32. ** Delete N nodes after M nodes of a linked list – Code We count m node initially. Store the prev node at also. Then when deleted we count n nodes. At the end of that we set the prev to the pointer to the next of last node to be deleted.

33. Alternating split of a given Singly Linked List –  we need to create two new list here. The only thing to note is that the order is maintained(Best to clarify this from the interviewer). If we keep inserting at the end, we will have to start from the head till the last node.  Since this can be an expensive operation we save a reference to the tail node and use it everytime we need to add node to tail. Just an O(1)  for adding new node to tail.

34. Compare two strings represented as linked lists  – Looks complicated but boils down to three simple case. 1. If both are same. 2. If 1 is bigger then the other the first one comes first lexicographically. If both have different character, then we pick up the pick character that are different and then compare.

35. Point arbit pointer to greatest value right side node in a linked list    Code
Note: the arbitrary points to next value(which might or might not be the greater then the current node). In the code we are not doing anything to the next node. We just reach the end of the list recursively after which I we mark the last node as maxNode for the second last node (arbitrary for last node will be null and for second last node it will always be last node). After that we start comparing the value of current node with the max and keep updating it.
Draw out on a paper before proceeding for better understanding.
No need to reverse the list.

36. Delete nodes which have a greater value on right side Code
Algo – without reversing it’s not possible in O(n). tried that but failed at this
case:  12->10->8->11. We can keep deleting when moving forward but this case can’t be handled like that.
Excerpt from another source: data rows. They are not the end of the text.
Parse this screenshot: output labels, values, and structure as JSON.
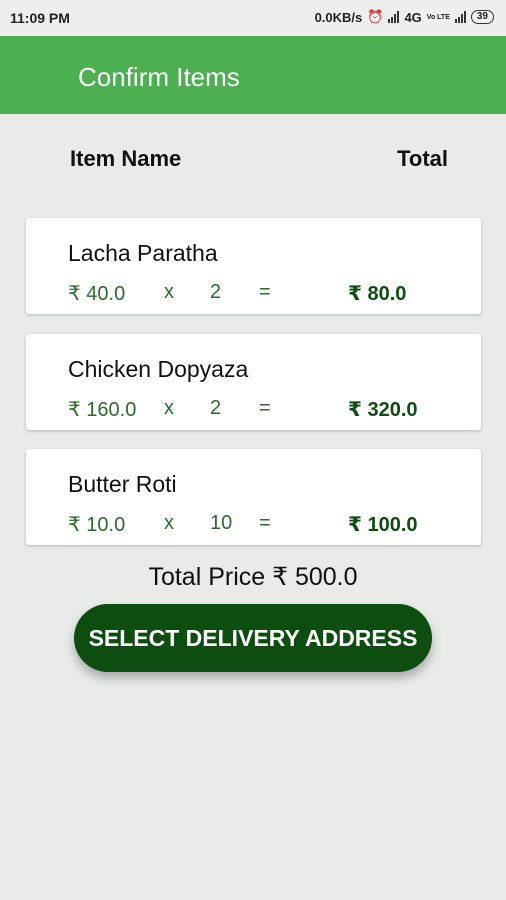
{
  "status_bar": {
    "time": "11:09 PM",
    "speed": "0.0KB/s",
    "network": "4G",
    "volte": "Vo LTE",
    "battery": "39"
  },
  "app_bar": {
    "title": "Confirm Items"
  },
  "table_header": {
    "name": "Item Name",
    "total": "Total"
  },
  "items": [
    {
      "name": "Lacha Paratha",
      "price": "₹ 40.0",
      "times": "x",
      "qty": "2",
      "equals": "=",
      "total": "₹ 80.0"
    },
    {
      "name": "Chicken Dopyaza",
      "price": "₹ 160.0",
      "times": "x",
      "qty": "2",
      "equals": "=",
      "total": "₹ 320.0"
    },
    {
      "name": "Butter Roti",
      "price": "₹ 10.0",
      "times": "x",
      "qty": "10",
      "equals": "=",
      "total": "₹ 100.0"
    }
  ],
  "total_price": "Total Price ₹ 500.0",
  "cta_label": "SELECT DELIVERY ADDRESS",
  "colors": {
    "app_bar": "#4caf50",
    "accent_dark": "#0d4d10",
    "price_text": "#2e6b2e",
    "background": "#e8ebe8"
  }
}
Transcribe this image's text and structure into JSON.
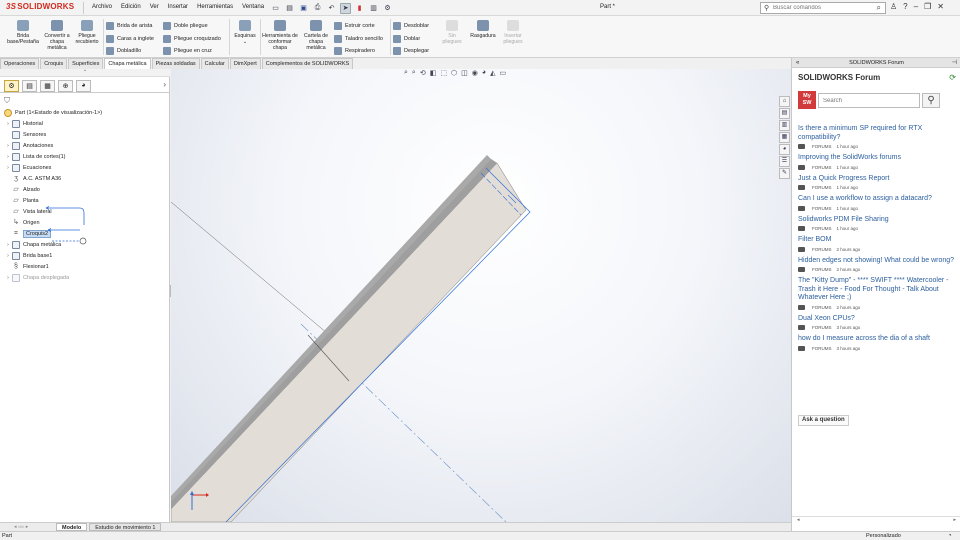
{
  "app": {
    "logo_prefix": "3S",
    "logo_text": "SOLIDWORKS",
    "doc_title": "Part *",
    "search_placeholder": "Buscar comandos"
  },
  "menu": [
    "Archivo",
    "Edición",
    "Ver",
    "Insertar",
    "Herramientas",
    "Ventana"
  ],
  "ribbon": {
    "brida_base": "Brida base/Pestaña",
    "convertir": "Convertir a chapa metálica",
    "pliegue_recubierto": "Pliegue recubierto",
    "brida_arista": "Brida de arista",
    "caras_inglete": "Caras a inglete",
    "dobladillo": "Dobladillo",
    "doble_pliegue": "Doble pliegue",
    "pliegue_croquizado": "Pliegue croquizado",
    "pliegue_cruz": "Pliegue en cruz",
    "esquinas": "Esquinas",
    "herramienta_conformar": "Herramienta de conformar chapa",
    "cartela": "Cartela de chapa metálica",
    "extruir_corte": "Extruir corte",
    "taladro_sencillo": "Taladro sencillo",
    "respiradero": "Respiradero",
    "desdoblar": "Desdoblar",
    "doblar": "Doblar",
    "desplegar": "Desplegar",
    "sin_pliegues": "Sin pliegues",
    "rasgadura": "Rasgadura",
    "insertar_pliegues": "Insertar pliegues"
  },
  "command_tabs": [
    "Operaciones",
    "Croquis",
    "Superficies",
    "Chapa metálica",
    "Piezas soldadas",
    "Calcular",
    "DimXpert",
    "Complementos de SOLIDWORKS"
  ],
  "tree": {
    "root": "Part  (1<Estado de visualización-1>)",
    "items": [
      {
        "label": "Historial",
        "expand": true
      },
      {
        "label": "Sensores",
        "expand": false
      },
      {
        "label": "Anotaciones",
        "expand": true
      },
      {
        "label": "Lista de cortes(1)",
        "expand": true
      },
      {
        "label": "Ecuaciones",
        "expand": true
      },
      {
        "label": "A.C. ASTM A36",
        "expand": false
      },
      {
        "label": "Alzado",
        "expand": false
      },
      {
        "label": "Planta",
        "expand": false
      },
      {
        "label": "Vista lateral",
        "expand": false
      },
      {
        "label": "Origen",
        "expand": false
      },
      {
        "label": "Croquis2",
        "expand": false
      },
      {
        "label": "Chapa metálica",
        "expand": true
      },
      {
        "label": "Brida base1",
        "expand": true
      },
      {
        "label": "Flexionar1",
        "expand": false
      },
      {
        "label": "Chapa desplegada",
        "expand": true
      }
    ]
  },
  "bottom_tabs": [
    "Modelo",
    "Estudio de movimiento 1"
  ],
  "status": {
    "left": "Part",
    "right": "Personalizado"
  },
  "taskpane": {
    "header": "SOLIDWORKS Forum",
    "title": "SOLIDWORKS Forum",
    "logo_line1": "My",
    "logo_line2": "SW",
    "search_placeholder": "Search",
    "ask_button": "Ask a question",
    "posts": [
      {
        "title": "Is there a minimum SP required for RTX compatibility?",
        "source": "FORUMS",
        "time": "1 hour ago"
      },
      {
        "title": "Improving the SolidWorks forums",
        "source": "FORUMS",
        "time": "1 hour ago"
      },
      {
        "title": "Just a Quick Progress Report",
        "source": "FORUMS",
        "time": "1 hour ago"
      },
      {
        "title": "Can I use a workflow to assign a datacard?",
        "source": "FORUMS",
        "time": "1 hour ago"
      },
      {
        "title": "Solidworks PDM File Sharing",
        "source": "FORUMS",
        "time": "1 hour ago"
      },
      {
        "title": "Filter BOM",
        "source": "FORUMS",
        "time": "2 hours ago"
      },
      {
        "title": "Hidden edges not showing! What could be wrong?",
        "source": "FORUMS",
        "time": "2 hours ago"
      },
      {
        "title": "The \"Kitty Dump\" - **** SWIFT **** Watercooler - Trash it Here - Food For Thought - Talk About Whatever Here ;)",
        "source": "FORUMS",
        "time": "2 hours ago"
      },
      {
        "title": "Dual Xeon CPUs?",
        "source": "FORUMS",
        "time": "3 hours ago"
      },
      {
        "title": "how do I measure across the dia of a shaft",
        "source": "FORUMS",
        "time": "3 hours ago"
      }
    ]
  },
  "colors": {
    "brand_red": "#d42a1d",
    "link_blue": "#2c5f9e",
    "part_face": "#e2ddd8",
    "sketch_blue": "#2f6fd6"
  }
}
So had to follow the approach given in link above.
Reversing helps as when we move forward we keep a max reference and easy deletion. One observation – the final list will always be in descending order.
So instead of deleting the one on left, we reverse and delete on right, any value that is smaller then the current value.

37. Given two linked lists, the task is to check whether the first list is present in 2nd list or not.

38. Given a sorted linked list, delete all nodes that have duplicate numbers (all occurrences), leaving only numbers that appear once in the original list. GFG.
Algo: Nothing much to discuss here. It’s given list is sorted. Can be easily implemented in O(n) with no extra space.

39. Given a linked list and a key in it, the task is to move all occurrences of given key to end of linked list, keeping order of all other elements same.
Algo:
We create a new null node. We traverse the list. Basically we will make this pointer point to the first occurence of the key in list and then keep linking this next’s item in the list to next occurence of the element. So that all  nodes of with given key are linked together. At the same time we also keep removing the key’s node link in the main list. Check the eg below.
2  -> 3 -> 4 -> 5 -> 3 -> 6 ->7 -> null
If we need to remove 3, the new list will be,2  ->  4 -> 5  -> 6 ->7 -> null
N the new pointer will be 3->3->null. Now link this pointer to the end of this original list.
The code is simple and a similar example has been coded. Not sure which question though.

PENDING

1. [Skip] Flatten a multilevel linked list
2. [Skip] Construct a Maximum Sum Linked List out of two Sorted Linked Lists having some Common nodes